In an essay on the Civil War, Berry concludes that imagination is essential to amity, mercy, and “lenity.” Without a trace of chauvinism or bitterness, he argues that the “net gain” from the war was “more modest and more questionable than is customarily said.” (He describes “The Battle Hymn of the Republic” as “perfectly insane.”) The “resort to violence is the death of imagination,” he writes. “Once the killing has started, lenity and the hope for order and beauty vanish along with causes and aims.” The antidote to every kind of violence—the obvious violence of war, the less obvious violence of strip mining and industrial agriculture—is empathy, understood as moral imagination. Empathy does not develop naturally; it must be cultivated. Living in communion with others and nature requires deliberation and effort.

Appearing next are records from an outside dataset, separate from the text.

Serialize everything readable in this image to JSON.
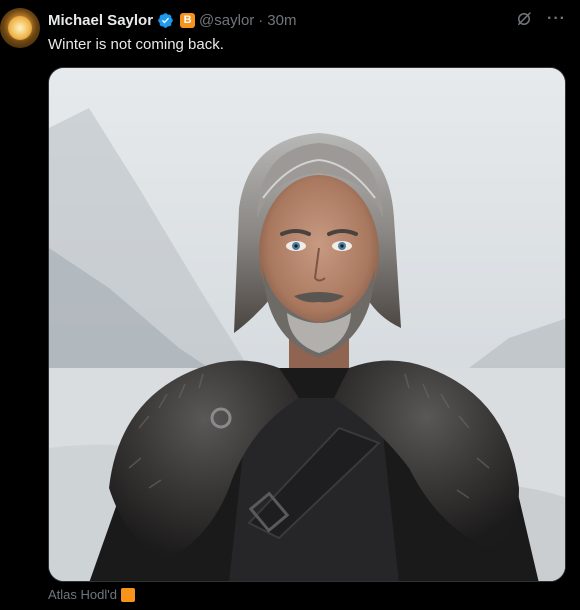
{
  "tweet": {
    "author_name": "Michael Saylor",
    "handle": "@saylor",
    "separator": "·",
    "time": "30m",
    "text": "Winter is not coming back.",
    "badge_letter": "B",
    "media_caption": "Atlas Hodl'd"
  },
  "icons": {
    "verified": "verified-badge-icon",
    "grok": "grok-icon",
    "more": "more-icon"
  },
  "colors": {
    "background": "#000000",
    "verified": "#1d9bf0",
    "bitcoin": "#f7931a",
    "secondary_text": "#71767b"
  }
}
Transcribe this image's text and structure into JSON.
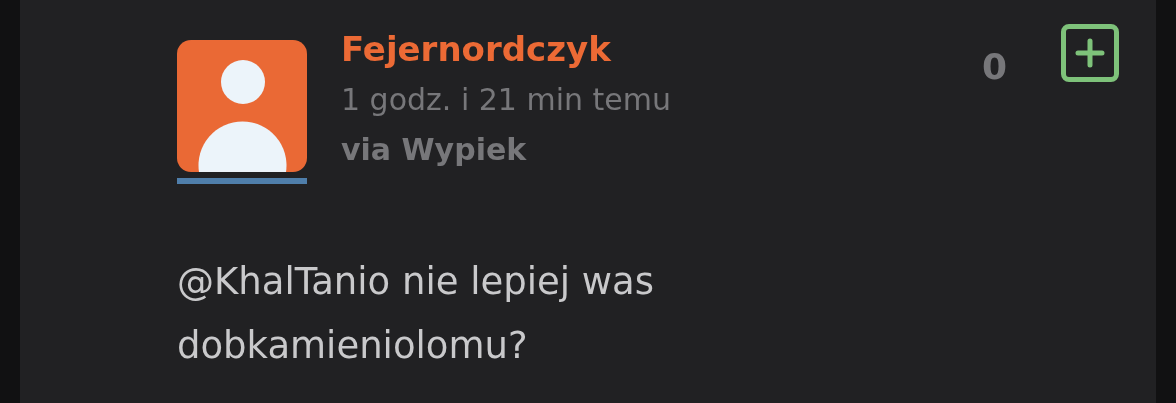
{
  "comment": {
    "author": "Fejernordczyk",
    "time": "1 godz. i 21 min temu",
    "via": "via Wypiek",
    "votes": "0",
    "text": "@KhalTanio nie lepiej was dobkamieniolomu?"
  }
}
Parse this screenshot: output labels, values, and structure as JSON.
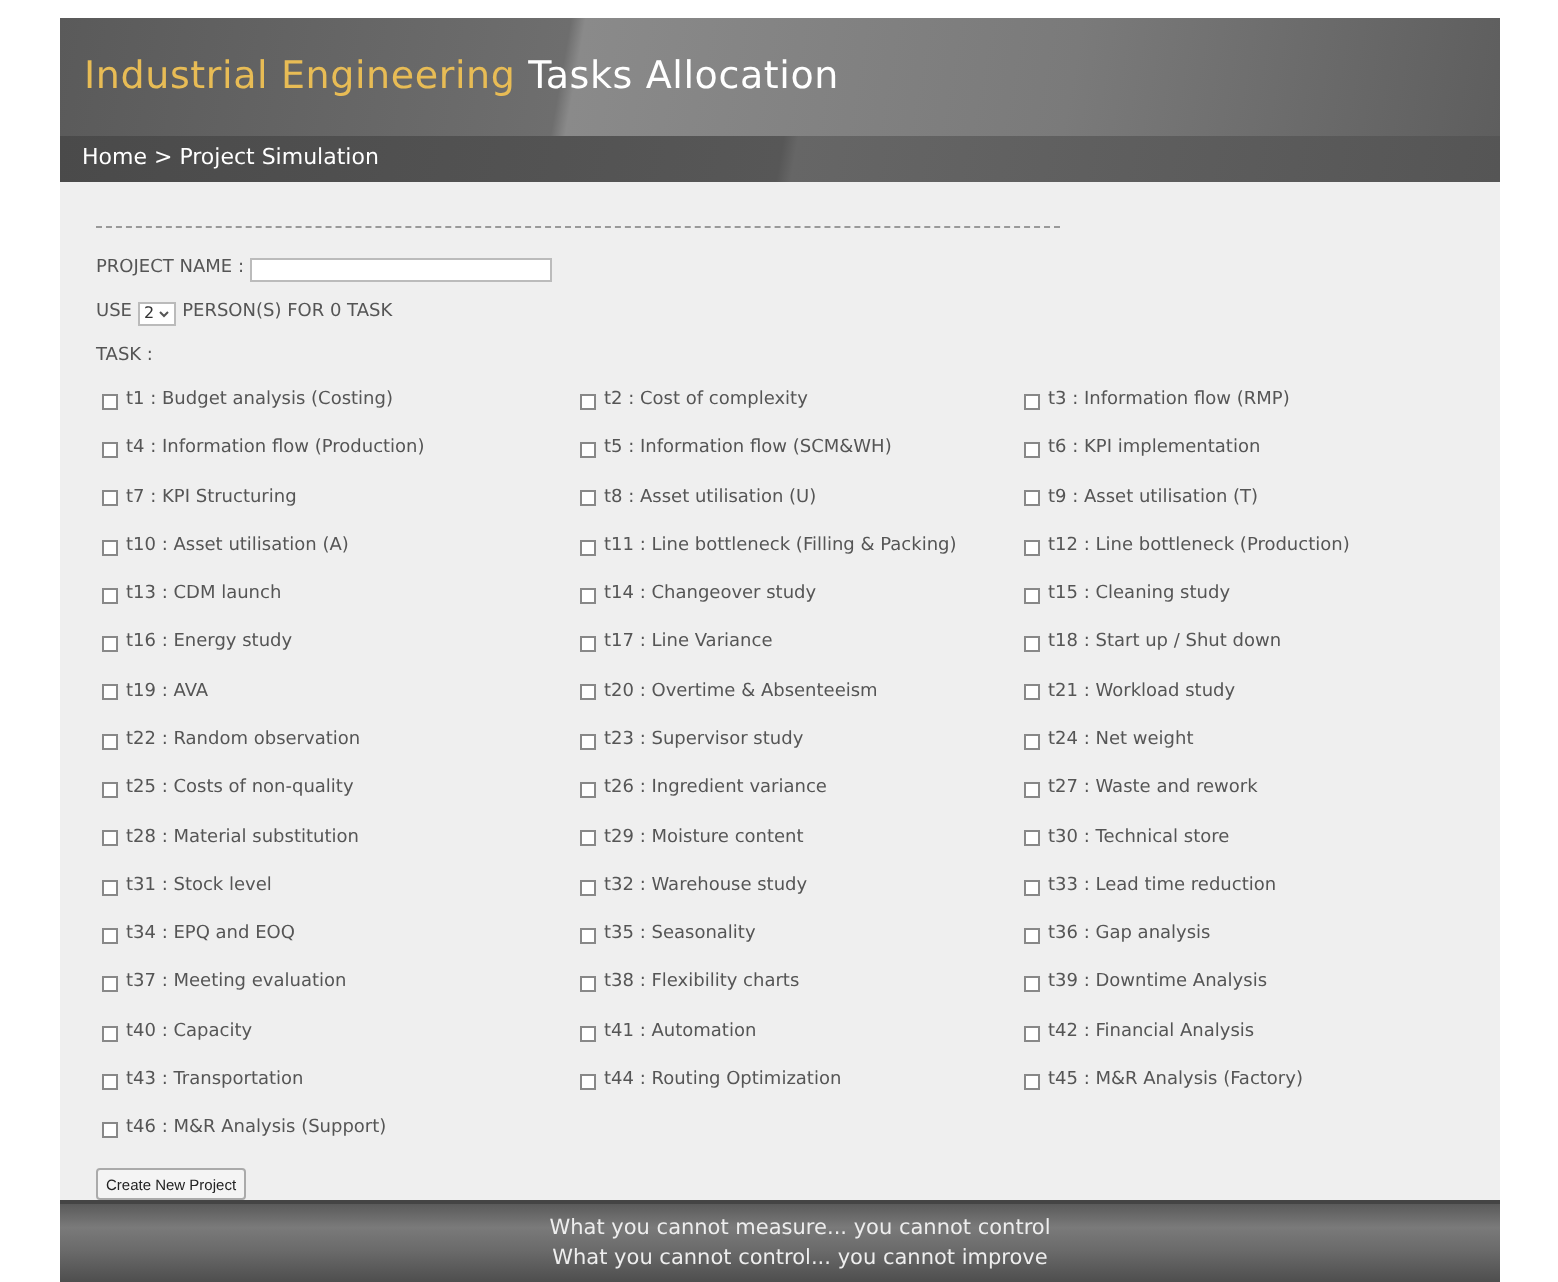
{
  "header": {
    "title_highlight": "Industrial Engineering",
    "title_rest": "Tasks Allocation"
  },
  "breadcrumb": "Home > Project Simulation",
  "form": {
    "project_name_label": "PROJECT NAME :",
    "use_label": "USE",
    "persons_select": {
      "value": "2"
    },
    "persons_label": "PERSON(S) FOR 0 TASK",
    "task_label": "TASK :"
  },
  "tasks": [
    {
      "label": "t1 : Budget analysis (Costing)",
      "checked": false
    },
    {
      "label": "t2 : Cost of complexity",
      "checked": false
    },
    {
      "label": "t3 : Information flow (RMP)",
      "checked": false
    },
    {
      "label": "t4 : Information flow (Production)",
      "checked": false
    },
    {
      "label": "t5 : Information flow (SCM&WH)",
      "checked": false
    },
    {
      "label": "t6 : KPI implementation",
      "checked": false
    },
    {
      "label": "t7 : KPI Structuring",
      "checked": false
    },
    {
      "label": "t8 : Asset utilisation (U)",
      "checked": false
    },
    {
      "label": "t9 : Asset utilisation (T)",
      "checked": false
    },
    {
      "label": "t10 : Asset utilisation (A)",
      "checked": false
    },
    {
      "label": "t11 : Line bottleneck (Filling & Packing)",
      "checked": false
    },
    {
      "label": "t12 : Line bottleneck (Production)",
      "checked": false
    },
    {
      "label": "t13 : CDM launch",
      "checked": false
    },
    {
      "label": "t14 : Changeover study",
      "checked": false
    },
    {
      "label": "t15 : Cleaning study",
      "checked": false
    },
    {
      "label": "t16 : Energy study",
      "checked": false
    },
    {
      "label": "t17 : Line Variance",
      "checked": false
    },
    {
      "label": "t18 : Start up / Shut down",
      "checked": false
    },
    {
      "label": "t19 : AVA",
      "checked": false
    },
    {
      "label": "t20 : Overtime & Absenteeism",
      "checked": false
    },
    {
      "label": "t21 : Workload study",
      "checked": false
    },
    {
      "label": "t22 : Random observation",
      "checked": false
    },
    {
      "label": "t23 : Supervisor study",
      "checked": false
    },
    {
      "label": "t24 : Net weight",
      "checked": false
    },
    {
      "label": "t25 : Costs of non-quality",
      "checked": false
    },
    {
      "label": "t26 : Ingredient variance",
      "checked": false
    },
    {
      "label": "t27 : Waste and rework",
      "checked": false
    },
    {
      "label": "t28 : Material substitution",
      "checked": false
    },
    {
      "label": "t29 : Moisture content",
      "checked": false
    },
    {
      "label": "t30 : Technical store",
      "checked": false
    },
    {
      "label": "t31 : Stock level",
      "checked": false
    },
    {
      "label": "t32 : Warehouse study",
      "checked": false
    },
    {
      "label": "t33 : Lead time reduction",
      "checked": false
    },
    {
      "label": "t34 : EPQ and EOQ",
      "checked": false
    },
    {
      "label": "t35 : Seasonality",
      "checked": false
    },
    {
      "label": "t36 : Gap analysis",
      "checked": false
    },
    {
      "label": "t37 : Meeting evaluation",
      "checked": false
    },
    {
      "label": "t38 : Flexibility charts",
      "checked": false
    },
    {
      "label": "t39 : Downtime Analysis",
      "checked": false
    },
    {
      "label": "t40 : Capacity",
      "checked": false
    },
    {
      "label": "t41 : Automation",
      "checked": false
    },
    {
      "label": "t42 : Financial Analysis",
      "checked": false
    },
    {
      "label": "t43 : Transportation",
      "checked": false
    },
    {
      "label": "t44 : Routing Optimization",
      "checked": false
    },
    {
      "label": "t45 : M&R Analysis (Factory)",
      "checked": false
    },
    {
      "label": "t46 : M&R Analysis (Support)",
      "checked": false
    }
  ],
  "create_button": "Create New Project",
  "footer": [
    "What you cannot measure... you cannot control",
    "What you cannot control... you cannot improve"
  ]
}
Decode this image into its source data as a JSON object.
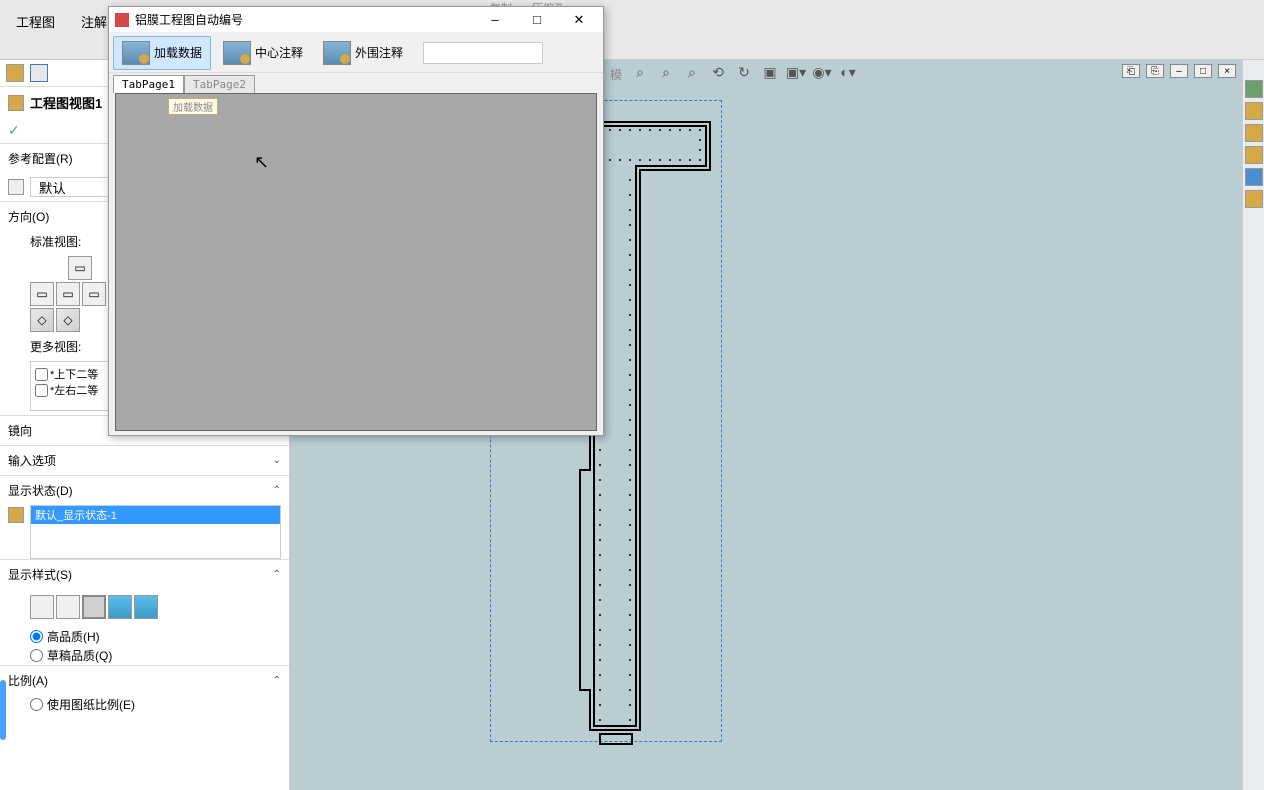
{
  "ribbon": {
    "tabs": [
      "工程图",
      "注解"
    ],
    "partial_items": [
      "复制",
      "压缩孔",
      "模"
    ]
  },
  "panel": {
    "title": "工程图视图1",
    "ref_config_label": "参考配置(R)",
    "ref_config_value": "默认",
    "direction_label": "方向(O)",
    "standard_view_label": "标准视图:",
    "more_view_label": "更多视图:",
    "more_views": [
      "*上下二等",
      "*左右二等"
    ],
    "mirror_label": "镜向",
    "input_options_label": "输入选项",
    "display_state_label": "显示状态(D)",
    "display_state_item": "默认_显示状态-1",
    "display_style_label": "显示样式(S)",
    "quality_high": "高品质(H)",
    "quality_draft": "草稿品质(Q)",
    "scale_label": "比例(A)",
    "scale_sheet": "使用图纸比例(E)"
  },
  "dialog": {
    "title": "铝膜工程图自动编号",
    "btn_load": "加载数据",
    "btn_center": "中心注释",
    "btn_outer": "外围注释",
    "tab1": "TabPage1",
    "tab2": "TabPage2",
    "tooltip": "加载数据"
  }
}
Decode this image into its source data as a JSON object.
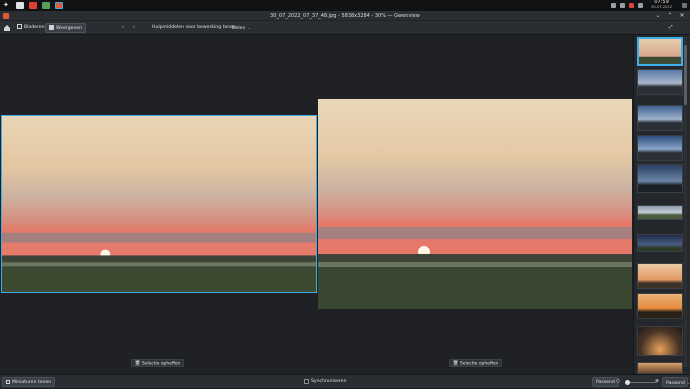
{
  "taskbar": {
    "clock_time": "07:59",
    "clock_date": "30-07-2022"
  },
  "window": {
    "title": "30_07_2022_07_37_48.jpg - 5838x3284 - 30% — Gwenview"
  },
  "toolbar": {
    "browse_label": "Bladeren",
    "view_label": "Weergeven",
    "back_icon": "chevron-left-icon",
    "forward_icon": "chevron-right-icon",
    "tools_label": "Hulpmiddelen voor bewerking tonen",
    "share_label": "Delen",
    "fullscreen_icon": "fullscreen-icon"
  },
  "viewer": {
    "left_deselect_label": "Selectie opheffen",
    "right_deselect_label": "Selectie opheffen"
  },
  "statusbar": {
    "thumbnails_label": "Miniaturen tonen",
    "sync_label": "Synchroniseren",
    "fit_label": "Passend",
    "zoom_select_value": "Passend"
  },
  "colors": {
    "accent": "#3daee9",
    "background": "#1c1e21",
    "toolbar": "#2a2e32"
  }
}
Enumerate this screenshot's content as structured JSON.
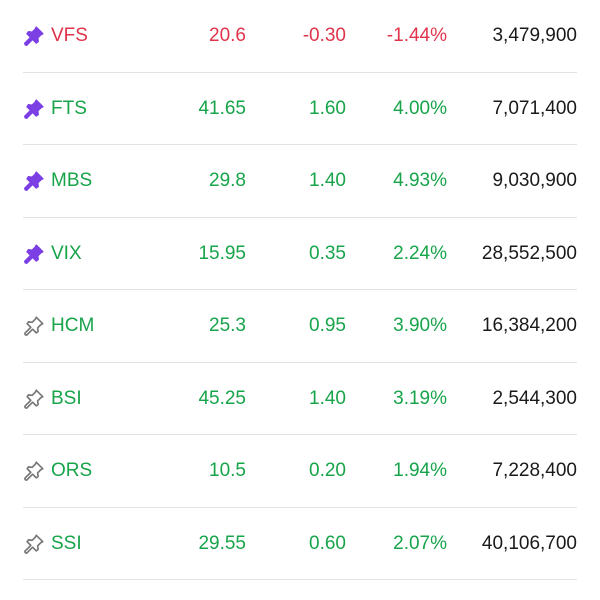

An essay on the British poet Kathleen Raine examines her thematic focus on the fallen condition of humanity. Berry finds more evidence in her poetry that imagination provides an avenue for nonscientific understandings of the world. The final essay, “God, Science, and Imagination,” is a good example of one of Berry’s favorite modes: cranky quarreling with something he has read in a magazine or newspaper—in this case, an expression of religious skepticism by Steven Weinberg in the New York Review of Books. Berry insists that we are in no position to dismiss the claims of faith simply because they can’t be tested. This is an argument unlikely to convince the scientist who believes that a truth claim that can’t be tested is really a kind of superstition. Here Berry appeals again to imagination as the “power to make us see, and to see, moreover, things that without it would be unseeable.” In these eloquent and often profound essays, Berry reminds us that it is this power—the ability to “see ourselves as others see us,” to limn precisely the full “story we are in”—that builds healthy communities and protects the places that support them.